But when I say an honest mirror, dear Queen, I mean one that says ‘Snow White is OK!’ – not because the Queen is ugly, but because Snow White’s heart is in the right place, and should not be hated and rejected for her appearance. My bedroom mirror tells me now, not that I am the fairest of them all, but that I am real and authentic as I never was. Now I want someone who, as a mirror to me, reflects what they see in me as a person, not as a ‘man gone wrong’ and therefore no longer to be desired, but who I am inside: authentic and true to self. A mirror without fear that my reflection in their eyes changes everything.

You see, the question to the mirror was wrong. I never wanted to be the fairest, and I never wanted to compare myself. I wanted to know from my mirror how on earth I could be more fair. I wanted my mirror to show me how I could be more authentic, and in its dumb response, I could not find a way.
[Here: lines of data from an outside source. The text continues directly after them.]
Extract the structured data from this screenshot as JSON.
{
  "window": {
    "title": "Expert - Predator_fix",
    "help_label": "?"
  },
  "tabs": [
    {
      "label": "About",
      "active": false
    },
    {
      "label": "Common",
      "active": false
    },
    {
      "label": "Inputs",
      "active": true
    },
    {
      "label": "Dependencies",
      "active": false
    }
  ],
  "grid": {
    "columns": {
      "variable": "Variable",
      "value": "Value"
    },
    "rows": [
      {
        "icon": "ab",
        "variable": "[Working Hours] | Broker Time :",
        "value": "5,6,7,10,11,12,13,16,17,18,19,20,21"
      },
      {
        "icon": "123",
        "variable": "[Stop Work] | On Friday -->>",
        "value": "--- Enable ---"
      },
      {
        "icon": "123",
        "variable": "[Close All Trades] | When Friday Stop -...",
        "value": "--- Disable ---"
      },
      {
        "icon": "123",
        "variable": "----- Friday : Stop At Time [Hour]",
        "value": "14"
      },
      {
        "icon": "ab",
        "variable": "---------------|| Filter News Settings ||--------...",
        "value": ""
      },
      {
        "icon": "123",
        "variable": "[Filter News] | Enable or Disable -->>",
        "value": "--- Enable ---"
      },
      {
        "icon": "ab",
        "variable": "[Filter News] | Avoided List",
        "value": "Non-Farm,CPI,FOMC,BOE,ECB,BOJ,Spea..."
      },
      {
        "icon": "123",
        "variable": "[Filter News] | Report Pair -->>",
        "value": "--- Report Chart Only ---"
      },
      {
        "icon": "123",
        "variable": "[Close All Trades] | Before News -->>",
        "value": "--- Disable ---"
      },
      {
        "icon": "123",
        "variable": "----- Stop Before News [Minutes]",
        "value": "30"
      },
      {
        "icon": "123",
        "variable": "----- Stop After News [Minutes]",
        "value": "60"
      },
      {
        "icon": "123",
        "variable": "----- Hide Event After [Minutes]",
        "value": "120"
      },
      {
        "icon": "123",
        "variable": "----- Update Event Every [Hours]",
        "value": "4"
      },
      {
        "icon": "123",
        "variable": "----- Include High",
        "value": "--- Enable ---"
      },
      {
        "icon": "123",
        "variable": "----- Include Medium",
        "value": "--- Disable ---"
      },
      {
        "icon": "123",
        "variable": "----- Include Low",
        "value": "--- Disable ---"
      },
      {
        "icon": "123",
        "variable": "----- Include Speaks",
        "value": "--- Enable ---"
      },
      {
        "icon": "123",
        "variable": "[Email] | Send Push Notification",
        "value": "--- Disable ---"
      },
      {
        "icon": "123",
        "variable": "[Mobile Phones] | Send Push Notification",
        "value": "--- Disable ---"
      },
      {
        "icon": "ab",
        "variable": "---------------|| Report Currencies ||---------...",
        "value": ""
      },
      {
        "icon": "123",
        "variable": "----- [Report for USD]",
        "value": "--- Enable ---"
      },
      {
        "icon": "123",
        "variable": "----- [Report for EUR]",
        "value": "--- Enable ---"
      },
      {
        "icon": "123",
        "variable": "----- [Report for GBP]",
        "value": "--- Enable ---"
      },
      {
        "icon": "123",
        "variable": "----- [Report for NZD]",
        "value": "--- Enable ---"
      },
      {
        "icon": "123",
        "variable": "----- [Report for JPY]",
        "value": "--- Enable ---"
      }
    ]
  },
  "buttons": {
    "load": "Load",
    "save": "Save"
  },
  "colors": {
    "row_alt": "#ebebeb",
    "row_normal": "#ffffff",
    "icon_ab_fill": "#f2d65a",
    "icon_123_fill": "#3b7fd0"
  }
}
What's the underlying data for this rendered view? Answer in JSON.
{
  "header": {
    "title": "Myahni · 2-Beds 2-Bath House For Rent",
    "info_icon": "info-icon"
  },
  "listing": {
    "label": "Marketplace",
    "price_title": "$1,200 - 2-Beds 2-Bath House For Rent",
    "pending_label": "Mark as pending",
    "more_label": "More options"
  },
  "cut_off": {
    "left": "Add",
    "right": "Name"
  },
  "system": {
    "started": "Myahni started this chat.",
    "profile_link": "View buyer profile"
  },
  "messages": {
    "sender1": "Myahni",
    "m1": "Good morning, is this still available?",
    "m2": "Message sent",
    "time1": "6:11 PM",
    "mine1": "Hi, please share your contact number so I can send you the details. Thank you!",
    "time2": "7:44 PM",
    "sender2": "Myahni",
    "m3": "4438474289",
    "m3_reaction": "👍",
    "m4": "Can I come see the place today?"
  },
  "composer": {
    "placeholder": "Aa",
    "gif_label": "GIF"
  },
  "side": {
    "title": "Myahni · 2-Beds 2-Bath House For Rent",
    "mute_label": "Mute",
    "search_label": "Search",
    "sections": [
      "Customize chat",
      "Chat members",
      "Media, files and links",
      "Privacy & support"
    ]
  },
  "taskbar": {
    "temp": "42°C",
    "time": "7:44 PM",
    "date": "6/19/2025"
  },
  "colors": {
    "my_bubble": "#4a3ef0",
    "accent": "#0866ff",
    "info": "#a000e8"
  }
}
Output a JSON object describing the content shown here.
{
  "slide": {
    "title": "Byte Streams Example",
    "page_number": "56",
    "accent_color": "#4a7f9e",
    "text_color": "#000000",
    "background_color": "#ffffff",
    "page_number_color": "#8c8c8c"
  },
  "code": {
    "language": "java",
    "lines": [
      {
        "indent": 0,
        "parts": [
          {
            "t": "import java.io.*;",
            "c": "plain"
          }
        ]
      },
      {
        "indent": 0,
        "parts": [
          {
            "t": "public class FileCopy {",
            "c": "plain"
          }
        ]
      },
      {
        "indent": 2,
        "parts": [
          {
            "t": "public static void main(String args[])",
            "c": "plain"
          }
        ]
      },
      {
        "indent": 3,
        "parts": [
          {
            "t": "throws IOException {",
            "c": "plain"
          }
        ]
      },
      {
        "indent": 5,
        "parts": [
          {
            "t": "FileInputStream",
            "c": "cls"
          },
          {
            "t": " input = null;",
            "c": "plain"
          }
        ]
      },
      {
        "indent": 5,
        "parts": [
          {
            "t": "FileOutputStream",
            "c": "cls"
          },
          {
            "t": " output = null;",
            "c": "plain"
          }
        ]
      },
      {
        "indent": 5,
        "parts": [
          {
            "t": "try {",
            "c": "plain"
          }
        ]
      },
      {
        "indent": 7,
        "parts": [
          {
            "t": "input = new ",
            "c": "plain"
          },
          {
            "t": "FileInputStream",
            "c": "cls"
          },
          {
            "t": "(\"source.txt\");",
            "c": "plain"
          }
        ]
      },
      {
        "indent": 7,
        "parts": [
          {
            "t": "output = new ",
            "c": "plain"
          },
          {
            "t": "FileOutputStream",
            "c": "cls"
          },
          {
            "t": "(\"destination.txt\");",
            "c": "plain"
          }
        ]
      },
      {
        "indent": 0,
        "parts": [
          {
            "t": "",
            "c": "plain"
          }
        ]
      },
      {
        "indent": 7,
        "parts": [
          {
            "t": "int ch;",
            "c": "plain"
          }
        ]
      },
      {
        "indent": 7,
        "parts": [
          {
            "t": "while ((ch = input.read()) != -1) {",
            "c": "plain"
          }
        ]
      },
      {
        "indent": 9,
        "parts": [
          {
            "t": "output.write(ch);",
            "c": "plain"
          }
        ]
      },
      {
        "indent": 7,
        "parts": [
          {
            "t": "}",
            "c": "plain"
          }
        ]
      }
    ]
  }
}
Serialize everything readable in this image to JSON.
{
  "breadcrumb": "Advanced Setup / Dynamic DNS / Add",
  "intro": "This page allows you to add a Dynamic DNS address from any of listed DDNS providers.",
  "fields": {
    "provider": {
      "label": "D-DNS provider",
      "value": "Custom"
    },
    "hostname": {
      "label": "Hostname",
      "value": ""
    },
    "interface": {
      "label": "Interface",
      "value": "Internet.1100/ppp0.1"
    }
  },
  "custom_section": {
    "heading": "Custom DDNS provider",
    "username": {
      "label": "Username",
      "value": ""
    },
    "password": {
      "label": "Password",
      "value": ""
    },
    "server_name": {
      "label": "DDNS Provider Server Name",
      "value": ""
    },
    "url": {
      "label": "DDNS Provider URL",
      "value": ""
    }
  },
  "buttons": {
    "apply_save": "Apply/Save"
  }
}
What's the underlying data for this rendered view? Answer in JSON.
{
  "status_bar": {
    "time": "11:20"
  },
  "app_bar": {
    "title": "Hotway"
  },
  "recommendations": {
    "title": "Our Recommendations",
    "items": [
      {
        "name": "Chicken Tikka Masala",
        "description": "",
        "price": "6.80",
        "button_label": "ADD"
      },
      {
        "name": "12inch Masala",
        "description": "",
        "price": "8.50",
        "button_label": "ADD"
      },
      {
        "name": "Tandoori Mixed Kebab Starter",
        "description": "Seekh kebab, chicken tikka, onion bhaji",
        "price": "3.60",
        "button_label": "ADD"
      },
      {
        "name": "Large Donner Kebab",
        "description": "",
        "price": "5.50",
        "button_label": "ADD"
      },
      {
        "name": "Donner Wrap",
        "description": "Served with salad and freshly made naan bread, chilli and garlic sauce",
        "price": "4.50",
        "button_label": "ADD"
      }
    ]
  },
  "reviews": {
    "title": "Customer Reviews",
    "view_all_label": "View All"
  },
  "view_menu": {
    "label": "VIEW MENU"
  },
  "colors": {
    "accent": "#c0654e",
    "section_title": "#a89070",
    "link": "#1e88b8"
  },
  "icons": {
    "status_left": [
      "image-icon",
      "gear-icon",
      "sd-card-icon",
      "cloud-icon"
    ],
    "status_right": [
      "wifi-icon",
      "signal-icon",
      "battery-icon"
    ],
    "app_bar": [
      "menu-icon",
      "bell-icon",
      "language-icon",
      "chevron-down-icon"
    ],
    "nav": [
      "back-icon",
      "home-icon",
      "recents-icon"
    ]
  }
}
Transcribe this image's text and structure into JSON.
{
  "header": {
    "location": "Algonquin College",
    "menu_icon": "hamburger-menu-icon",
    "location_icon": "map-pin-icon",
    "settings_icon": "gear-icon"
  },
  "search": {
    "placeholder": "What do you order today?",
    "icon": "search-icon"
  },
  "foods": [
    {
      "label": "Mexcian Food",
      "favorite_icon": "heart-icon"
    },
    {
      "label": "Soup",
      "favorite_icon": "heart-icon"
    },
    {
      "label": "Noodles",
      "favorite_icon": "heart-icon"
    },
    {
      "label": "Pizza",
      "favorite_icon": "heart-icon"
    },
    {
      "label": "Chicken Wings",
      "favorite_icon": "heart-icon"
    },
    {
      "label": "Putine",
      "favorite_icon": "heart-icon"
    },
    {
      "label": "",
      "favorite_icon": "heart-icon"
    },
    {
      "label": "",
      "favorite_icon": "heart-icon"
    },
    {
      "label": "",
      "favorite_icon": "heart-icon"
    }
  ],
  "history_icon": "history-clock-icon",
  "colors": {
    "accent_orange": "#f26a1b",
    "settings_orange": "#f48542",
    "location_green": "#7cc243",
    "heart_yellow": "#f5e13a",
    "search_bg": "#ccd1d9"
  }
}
Learning from the trans* mirror?

What I would like others to see in me, as their mirror, is that nothing is fixed. That a person can change their appearance and be even more loving and generous, even if their body-sex is unexpected. I want someone to look in me and know that their identity is unchanged by mine, that they are safe, and I am safe, and that real love lies under the skin, and outlasts the changes all our bodies experience.

Do you fear becoming unloved simply for getting older?

Are you afraid that your friend, family member, partner, will walk out of your life and find you quite untouchable, just because you are ill, or disabled?

If anything, my trans* experience these last few years has taught me to re-evaluate what we mean by ‘love’ completely. Disillusioned? Yes, I am, but I have a much clearer idea of what real love requires. I still love someone who no longer loves me, but I mustn’t let it stop me finding someone who can.

And I shall not.